What this task involves: Extract all lines that hold "detected" from the records below.

Items from an interface collection:
++++++

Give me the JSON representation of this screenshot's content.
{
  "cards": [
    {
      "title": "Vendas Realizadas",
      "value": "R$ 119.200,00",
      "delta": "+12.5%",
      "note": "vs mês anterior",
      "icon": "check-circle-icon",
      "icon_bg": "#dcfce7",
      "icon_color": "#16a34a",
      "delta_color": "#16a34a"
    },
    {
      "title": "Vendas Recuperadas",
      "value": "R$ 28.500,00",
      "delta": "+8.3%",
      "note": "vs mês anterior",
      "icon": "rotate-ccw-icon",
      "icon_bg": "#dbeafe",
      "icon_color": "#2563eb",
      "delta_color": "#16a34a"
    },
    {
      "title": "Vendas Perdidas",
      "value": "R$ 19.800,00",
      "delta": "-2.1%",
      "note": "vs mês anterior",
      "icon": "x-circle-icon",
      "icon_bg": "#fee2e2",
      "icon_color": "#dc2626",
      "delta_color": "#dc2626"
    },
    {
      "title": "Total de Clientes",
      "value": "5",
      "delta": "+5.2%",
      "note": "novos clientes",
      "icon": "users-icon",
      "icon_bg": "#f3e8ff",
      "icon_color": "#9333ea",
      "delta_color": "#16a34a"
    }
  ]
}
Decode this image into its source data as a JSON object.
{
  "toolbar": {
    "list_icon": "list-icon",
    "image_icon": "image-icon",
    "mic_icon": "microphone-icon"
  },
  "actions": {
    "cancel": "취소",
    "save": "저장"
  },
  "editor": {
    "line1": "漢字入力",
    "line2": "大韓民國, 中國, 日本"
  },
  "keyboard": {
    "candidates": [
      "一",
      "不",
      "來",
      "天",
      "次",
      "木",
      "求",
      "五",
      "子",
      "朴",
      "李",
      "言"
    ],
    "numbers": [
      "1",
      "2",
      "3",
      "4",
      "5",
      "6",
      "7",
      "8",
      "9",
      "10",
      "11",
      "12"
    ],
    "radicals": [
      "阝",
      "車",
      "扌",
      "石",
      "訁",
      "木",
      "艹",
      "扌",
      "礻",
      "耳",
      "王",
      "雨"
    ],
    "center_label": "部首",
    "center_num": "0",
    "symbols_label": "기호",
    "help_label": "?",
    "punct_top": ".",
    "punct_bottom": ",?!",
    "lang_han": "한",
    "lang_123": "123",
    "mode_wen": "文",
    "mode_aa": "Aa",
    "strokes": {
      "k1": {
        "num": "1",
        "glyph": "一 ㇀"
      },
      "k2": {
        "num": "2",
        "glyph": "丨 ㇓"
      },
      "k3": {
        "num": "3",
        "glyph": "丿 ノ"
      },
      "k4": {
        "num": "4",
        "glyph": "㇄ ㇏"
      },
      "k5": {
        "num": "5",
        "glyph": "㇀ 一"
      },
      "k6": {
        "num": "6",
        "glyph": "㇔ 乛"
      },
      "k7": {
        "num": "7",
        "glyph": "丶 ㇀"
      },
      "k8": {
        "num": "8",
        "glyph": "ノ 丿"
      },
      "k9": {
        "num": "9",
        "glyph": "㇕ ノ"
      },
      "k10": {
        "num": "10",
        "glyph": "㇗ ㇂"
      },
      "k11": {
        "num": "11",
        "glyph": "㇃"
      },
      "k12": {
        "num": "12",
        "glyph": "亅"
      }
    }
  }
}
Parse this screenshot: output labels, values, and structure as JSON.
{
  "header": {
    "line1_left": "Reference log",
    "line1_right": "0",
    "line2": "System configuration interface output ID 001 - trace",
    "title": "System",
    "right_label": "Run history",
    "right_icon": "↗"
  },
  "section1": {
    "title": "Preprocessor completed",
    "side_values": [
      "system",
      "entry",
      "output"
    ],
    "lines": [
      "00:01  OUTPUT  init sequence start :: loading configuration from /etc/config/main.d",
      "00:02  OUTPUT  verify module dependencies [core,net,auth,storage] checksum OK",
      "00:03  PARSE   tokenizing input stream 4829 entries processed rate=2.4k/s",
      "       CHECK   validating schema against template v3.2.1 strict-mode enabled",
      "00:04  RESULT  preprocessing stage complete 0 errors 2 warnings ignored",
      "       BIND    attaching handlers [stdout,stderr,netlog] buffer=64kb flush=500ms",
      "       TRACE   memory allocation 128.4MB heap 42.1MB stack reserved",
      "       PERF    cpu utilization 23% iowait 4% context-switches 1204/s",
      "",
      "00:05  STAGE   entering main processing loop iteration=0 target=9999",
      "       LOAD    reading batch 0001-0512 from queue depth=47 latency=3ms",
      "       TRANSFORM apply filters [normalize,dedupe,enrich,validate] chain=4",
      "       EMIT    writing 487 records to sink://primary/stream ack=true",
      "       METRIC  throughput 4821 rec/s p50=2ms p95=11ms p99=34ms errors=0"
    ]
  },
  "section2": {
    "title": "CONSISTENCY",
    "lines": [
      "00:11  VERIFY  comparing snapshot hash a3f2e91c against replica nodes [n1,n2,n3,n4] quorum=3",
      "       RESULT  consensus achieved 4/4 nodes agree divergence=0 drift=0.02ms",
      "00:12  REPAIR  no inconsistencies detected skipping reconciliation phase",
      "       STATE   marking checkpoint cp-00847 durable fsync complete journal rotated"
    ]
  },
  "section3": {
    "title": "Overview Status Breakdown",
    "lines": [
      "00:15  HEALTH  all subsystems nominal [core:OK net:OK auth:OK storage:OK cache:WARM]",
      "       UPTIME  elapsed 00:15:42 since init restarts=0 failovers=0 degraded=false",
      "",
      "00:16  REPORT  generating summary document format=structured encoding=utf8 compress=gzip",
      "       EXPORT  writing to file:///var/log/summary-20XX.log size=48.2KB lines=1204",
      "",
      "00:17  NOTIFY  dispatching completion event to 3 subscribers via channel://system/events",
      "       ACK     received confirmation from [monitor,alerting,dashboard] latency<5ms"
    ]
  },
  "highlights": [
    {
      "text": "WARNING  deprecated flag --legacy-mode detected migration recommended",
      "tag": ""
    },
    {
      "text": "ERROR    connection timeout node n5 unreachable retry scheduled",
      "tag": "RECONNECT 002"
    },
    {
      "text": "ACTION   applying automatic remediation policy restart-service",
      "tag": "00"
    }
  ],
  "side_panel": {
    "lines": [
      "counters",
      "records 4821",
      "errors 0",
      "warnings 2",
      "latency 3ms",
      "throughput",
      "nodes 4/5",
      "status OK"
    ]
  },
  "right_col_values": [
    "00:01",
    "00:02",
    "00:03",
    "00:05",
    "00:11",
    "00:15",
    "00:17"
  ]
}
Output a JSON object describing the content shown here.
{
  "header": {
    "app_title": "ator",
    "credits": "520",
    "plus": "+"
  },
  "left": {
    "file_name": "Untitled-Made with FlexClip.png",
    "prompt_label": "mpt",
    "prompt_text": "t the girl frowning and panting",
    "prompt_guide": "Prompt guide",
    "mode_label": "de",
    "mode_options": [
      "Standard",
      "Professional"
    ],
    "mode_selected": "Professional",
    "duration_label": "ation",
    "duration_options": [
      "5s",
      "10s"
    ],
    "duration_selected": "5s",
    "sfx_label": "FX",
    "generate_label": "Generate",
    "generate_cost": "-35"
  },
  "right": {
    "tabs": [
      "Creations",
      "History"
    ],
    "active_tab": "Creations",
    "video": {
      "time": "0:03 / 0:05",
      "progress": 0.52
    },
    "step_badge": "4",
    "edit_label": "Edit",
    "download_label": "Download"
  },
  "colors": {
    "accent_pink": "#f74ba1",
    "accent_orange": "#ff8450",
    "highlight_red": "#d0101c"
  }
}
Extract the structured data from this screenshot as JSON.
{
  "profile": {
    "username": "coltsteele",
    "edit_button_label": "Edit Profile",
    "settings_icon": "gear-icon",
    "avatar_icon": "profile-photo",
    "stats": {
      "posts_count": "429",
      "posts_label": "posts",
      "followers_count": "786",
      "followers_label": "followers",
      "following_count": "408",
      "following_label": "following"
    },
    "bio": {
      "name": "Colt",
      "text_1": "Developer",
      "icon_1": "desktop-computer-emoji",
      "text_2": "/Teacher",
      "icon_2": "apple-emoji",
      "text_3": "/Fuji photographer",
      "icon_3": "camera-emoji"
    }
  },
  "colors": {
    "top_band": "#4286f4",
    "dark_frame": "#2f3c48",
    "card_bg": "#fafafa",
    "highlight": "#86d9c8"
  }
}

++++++

Answer section:
      "00:12  REPAIR  no inconsistencies detected skipping reconciliation phase",
      "text": "WARNING  deprecated flag --legacy-mode detected migration recommended",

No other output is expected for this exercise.